We’ve already covered Sky News’ election coverage and BBC News’ live online plans, but here’s our round-up of some of the best projects out there – open up twenty browser tabs, sit back and enjoy:

  • NYTimes.com: the paper has set up a political ‘word train’ visualising how readers are feeling. It’ll update with new answers every 30 minutes (thanks to @matthewbuckland for the link). Elsewhere the site’s homepage is dominated by election coverage, with plenty of images and video – making use of the new video player – and a pop-up results widget.
  • Twitter Vote Report: the microblogging tool has been harnessed by a network of volunteers to map voters’ experiences at the polls. Tweets tagged with waiting times (e.g. #wait 120 for a 120 minute delay) are plotted creating a rapidly updating map of problems.
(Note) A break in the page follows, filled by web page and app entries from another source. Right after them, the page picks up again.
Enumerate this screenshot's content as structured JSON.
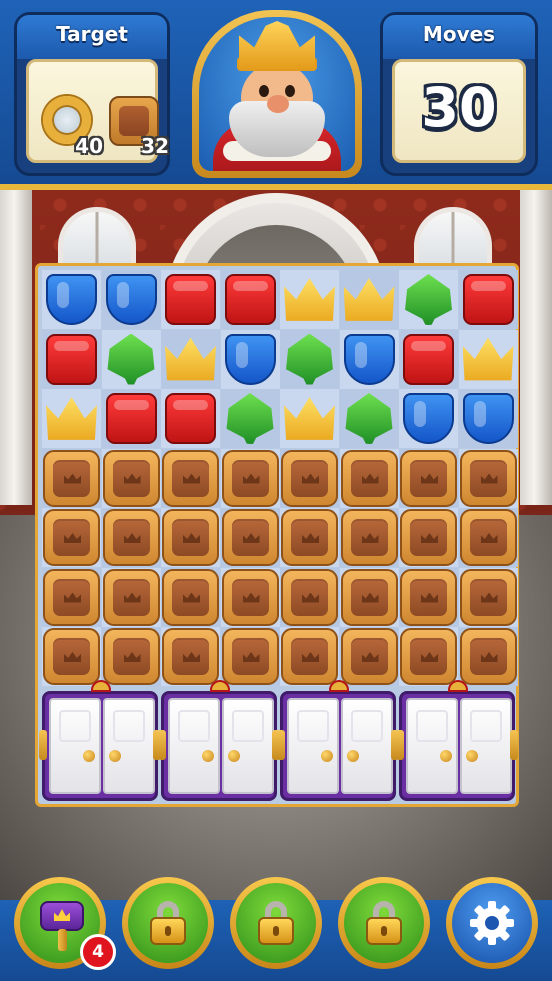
{
  "hud": {
    "target_label": "Target",
    "moves_label": "Moves",
    "moves_value": "30",
    "goals": [
      {
        "icon": "ring-icon",
        "count": "40"
      },
      {
        "icon": "crate-icon",
        "count": "32"
      }
    ]
  },
  "character": "king-portrait",
  "board": {
    "columns": 8,
    "rows": [
      [
        "shield",
        "shield",
        "box",
        "box",
        "crown",
        "crown",
        "leaf",
        "box"
      ],
      [
        "box",
        "leaf",
        "crown",
        "shield",
        "leaf",
        "shield",
        "box",
        "crown"
      ],
      [
        "crown",
        "box",
        "box",
        "leaf",
        "crown",
        "leaf",
        "shield",
        "shield"
      ],
      [
        "crate",
        "crate",
        "crate",
        "crate",
        "crate",
        "crate",
        "crate",
        "crate"
      ],
      [
        "crate",
        "crate",
        "crate",
        "crate",
        "crate",
        "crate",
        "crate",
        "crate"
      ],
      [
        "crate",
        "crate",
        "crate",
        "crate",
        "crate",
        "crate",
        "crate",
        "crate"
      ],
      [
        "crate",
        "crate",
        "crate",
        "crate",
        "crate",
        "crate",
        "crate",
        "crate"
      ]
    ],
    "cabinets": 4
  },
  "boosters": [
    {
      "name": "hammer-booster",
      "icon": "hammer-icon",
      "locked": false,
      "count": "4"
    },
    {
      "name": "locked-booster-1",
      "icon": "lock-icon",
      "locked": true
    },
    {
      "name": "locked-booster-2",
      "icon": "lock-icon",
      "locked": true
    },
    {
      "name": "locked-booster-3",
      "icon": "lock-icon",
      "locked": true
    },
    {
      "name": "settings-button",
      "icon": "gear-icon",
      "locked": false
    }
  ],
  "colors": {
    "hud_blue": "#1f63b8",
    "gold_trim": "#e7b83c",
    "shield": "#1456c9",
    "box": "#c01414",
    "crown": "#e9a51b",
    "leaf": "#1f8f26",
    "crate": "#cf8730"
  }
}
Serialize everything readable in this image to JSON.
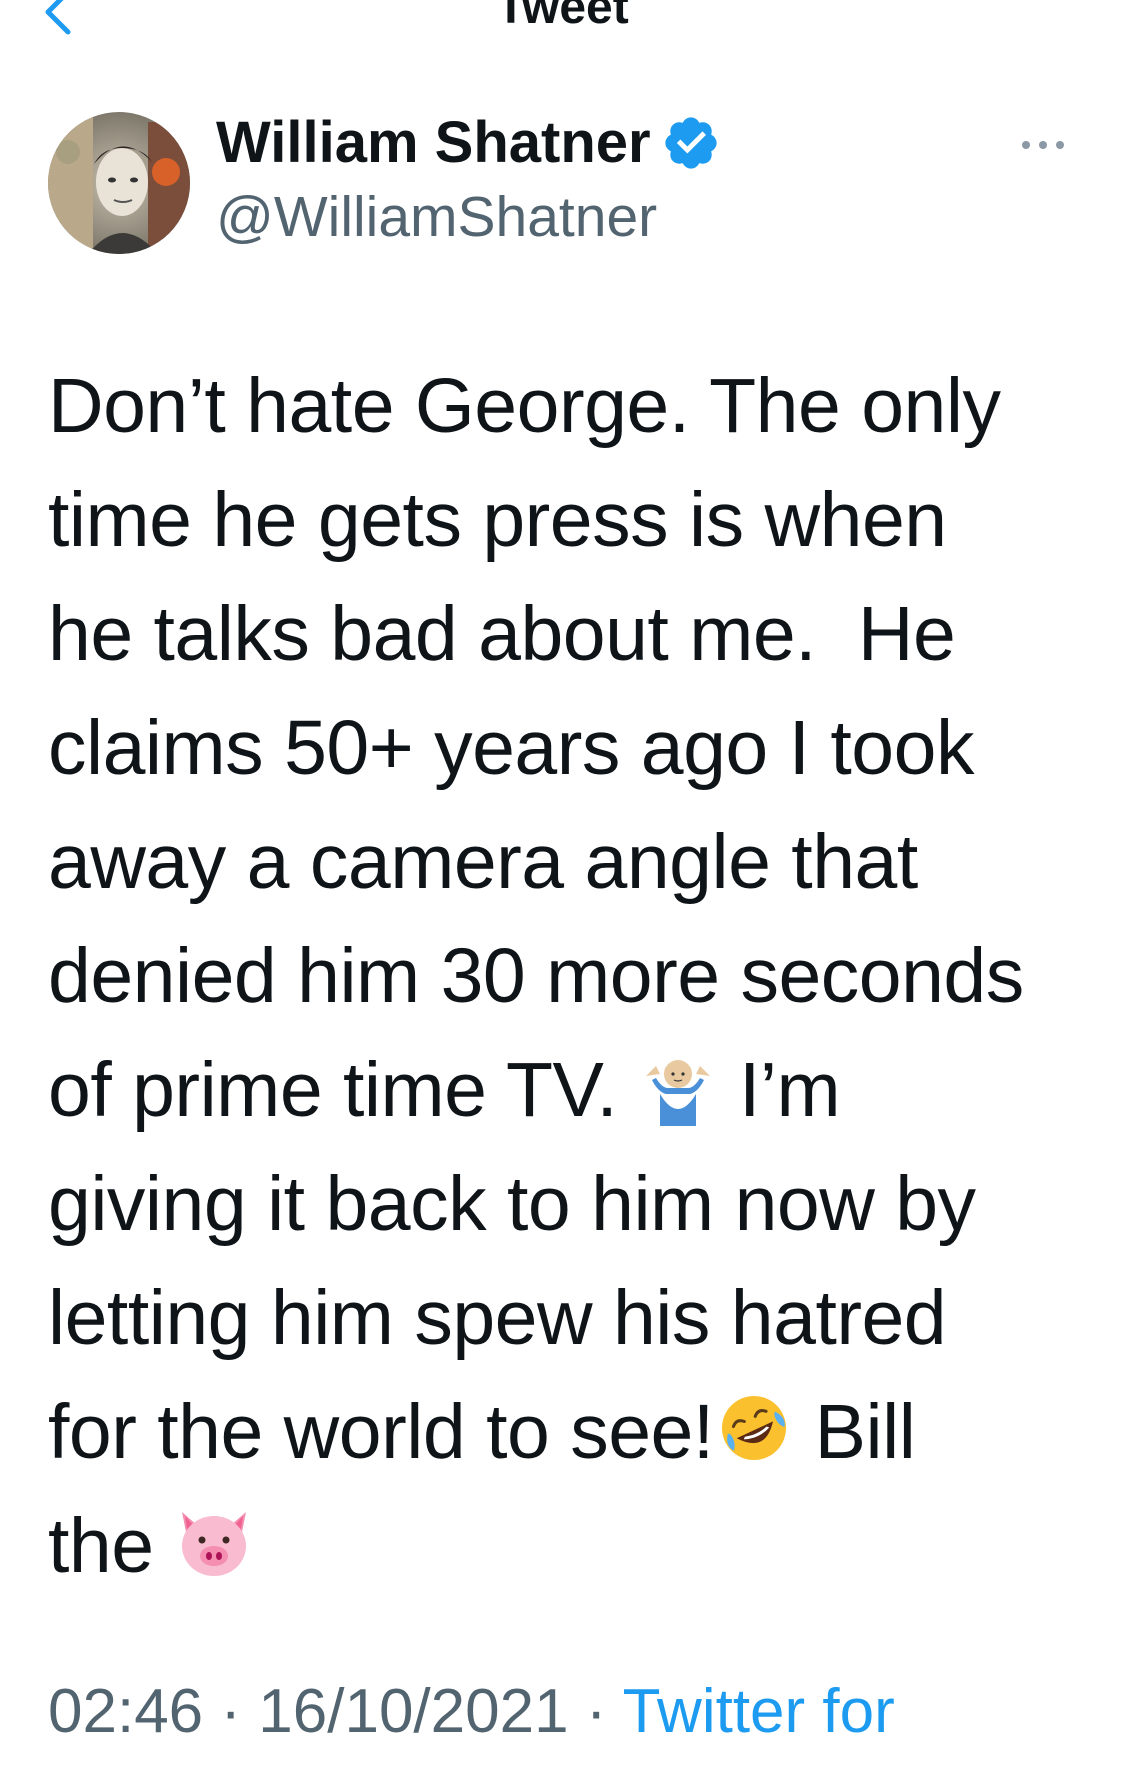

Could be a great service for local newspapers in the states to provide:

  • Yahoo: created a one-stop shop, US election microsite drawing together all of its features, including forums, Yahoo Answers, AP and Politico stories and aggregated content from external news sites, a Flickr stream of photos and options to set up news alerts on the candidates.
  • Hubdub: the just-for-fun news prediction site is carrying an election forecast map, which it claims is based on ’51 underlying prediction markets that respond in real-time to breaking news’. Users can view forecasts state-by-state to help them decided where to place their Hubdub dollars when predicting the outcome of questions such as ‘Who will win the 2008 US Presidential Election?’ and ‘What will be the margin of victory in the state of Ohio?’

That’s not enough, I hear you cry. You want more? Well, over at paidContent:UK, Robert Andrews has wrapped up the online coverage from the UK’s newspapers, while Online Journalism Blog chieftain Paul Bradshaw has an extensive list of online activities.

This is only the tip of the iceberg – any other great coverage, tools or websites that need a mention, let us know below.

Tags: , , , , , , , , , , , , , , , , , , , , , ,

Similar posts:

MSNBC on hyperlocal plans for interactive coverage of US election voting results

October 29th, 2008 | No Comments | Posted by in Multimedia

Msnbc.com has plans for interactive coverage of voting results on a hyperlocal level, Charlie Tillinghast, president and publisher told Beet TV in this interview.

  • Visitors to the site’s map will be able to click on states and counties to find results on national and local races.
  • Msnbc.com will stream live events, on air coverage by the network and NBC affiliates.
Tags: , , , , , , , , , ,

Similar posts:

Washingtonpost.com: AP controversial in US election content

October 27th, 2008 | No Comments | Posted by in Editors' pick

The AP is breaking ‘more than news’ this election: some of the ‘most eyebrow-raising stories’ this presidential-election cycle have come from ‘the stodgy old AP’, Jay Newton-Small reports.

Tags: , , ,

Similar posts:

© Mousetrap Media Ltd. Theme: modified version of Statement